By Christoph Rauwald
FRANKFURT—Audi /zigman2/quotes/207972355/delayed DE:NSU +0.63% AG on Friday reported its first-half net profit nearly doubled and said it is looking for strong growth in China and the U.S., with plans to boost sales to record levels in both countries this year.
"We want to significantly exceed the record year of 2008, with [global] deliveries of over 1,080,000 vehicles in 2010," said Audi sales chief Peter Schwarzenbauer during a conference call, although he shied away from predicting sales of 1.1 million, citing uncertainties in several markets related to sovereign debt concerns.
Audi posted a net profit of €978 million ($1.28 billion) in the first half of the year, up 46% from the €671 million posted in the same period of 2009. Revenue was up 21% at €17.57 billion from €14.53 billion in the first half of 2009. In the first half of the year, Audi's car sales rose 19% to 554,950 vehicles.
Mr. Schwarzenbauer reiterated that the premium brand of Volkswagen /zigman2/quotes/206736865/delayed DE:VOW +1.25% AG, Europe's largest auto maker by sales, plans to sell more than 200,000 cars in China this year for the first time. He noted that sales in this dynamic market could soar to 300,000 cars in 2012.
In the U.S., Audi is hoping to exceed annual sales of 100,000 cars in 2010 for the first time and, according to the sales chief, its operations there are profitable.
Audi "continues to spend less [on] incentives ... [and] demands higher lease prices for most models than its competitors," he said, which leads to better residual values.
Mr. Schwarzenbauer dismissed fears that demand for luxury cars might be hurt by a broad trend toward smaller and fuel-efficient vehicles.
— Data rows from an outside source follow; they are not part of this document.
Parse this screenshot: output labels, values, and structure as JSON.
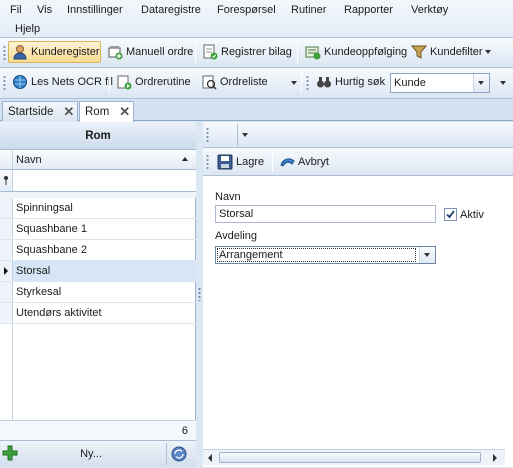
{
  "menu": {
    "items": [
      "Fil",
      "Vis",
      "Innstillinger",
      "Dataregistre",
      "Forespørsel",
      "Rutiner",
      "Rapporter",
      "Verktøy",
      "Hjelp"
    ]
  },
  "toolbar1": {
    "kunderegister": "Kunderegister",
    "manuell_ordre": "Manuell ordre",
    "registrer_bilag": "Registrer bilag",
    "kundeoppfolging": "Kundeoppfølging",
    "kundefilter": "Kundefilter"
  },
  "toolbar2": {
    "les_nets": "Les Nets OCR fil",
    "ordrerutine": "Ordrerutine",
    "ordreliste": "Ordreliste",
    "hurtig_sok": "Hurtig søk",
    "hurtig_sok_value": "Kunde"
  },
  "tabs": [
    {
      "label": "Startside"
    },
    {
      "label": "Rom"
    }
  ],
  "grid": {
    "title": "Rom",
    "column": "Navn",
    "rows": [
      {
        "name": "Spinningsal"
      },
      {
        "name": "Squashbane 1"
      },
      {
        "name": "Squashbane 2"
      },
      {
        "name": "Storsal",
        "selected": true
      },
      {
        "name": "Styrkesal"
      },
      {
        "name": "Utendørs aktivitet"
      }
    ],
    "count": "6",
    "new_label": "Ny..."
  },
  "detail": {
    "lagre": "Lagre",
    "avbryt": "Avbryt",
    "navn_label": "Navn",
    "navn_value": "Storsal",
    "aktiv_label": "Aktiv",
    "aktiv_checked": true,
    "avdeling_label": "Avdeling",
    "avdeling_value": "Arrangement"
  },
  "colors": {
    "accent": "#f7dc94",
    "selection": "#d6e6f6",
    "panel": "#dce7f4"
  }
}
He said the global premium market is expected to grow to more than seven million vehicles by 2020 from around 4.1 million currently and faster than the overall car market.
Audi entered the small-car segment with the recent launch of the A1, but Mr. Schwarzenbauer noted that Audi's focus is on boosting its presence in the so-called C- and D-class segments of compact and mid-sized vehicles.
He said Audi wants to boost annual sales in these segments to 400,000 cars in 2015 from around 250,000 vehicles currently as part of Audi's target to sell 1.5 million cars. Audi Chief Executive Rupert Stadler , however, recently indicated that Audi might reach the 1.5 million threshold earlier than initially planned.
Audi, which ranks third in terms of global luxury car sales behind German peers BMW /zigman2/quotes/209548467/delayed DE:BMW +0.71% AG and Daimler /zigman2/quotes/205332368/delayed DE:DAI +1.05% AG's Mercedes-Benz brand, has been narrowing the gap to its two larger rivals in recent years, partly due to its large footprint in China. The Ingolstadt-based company, however, still lags BMW and Mercedes-Benz in terms of U.S. sales.
The luxury-car segment was battered last year as demand for new vehicles nose-dived during the economic downturn, as credit markets tightened and consumer confidence waned. But Audi and its peers staged a faster-than-expected recovery in the first half of this year.
Audi Chief Financial Officer Axel Strotbek said the auto maker wants to keep its profitability level stable in the second half of the year after an operating return on sales of 7.6% in the first six months, up from 5.7% a year earlier.
Audi's first-half net cash flow was up 36% at €1.9 billion and Mr. Strotbek said he expects "clearly positive" net cash flow in the second half of the year as well.
Write to Christoph Rauwald at email@example.com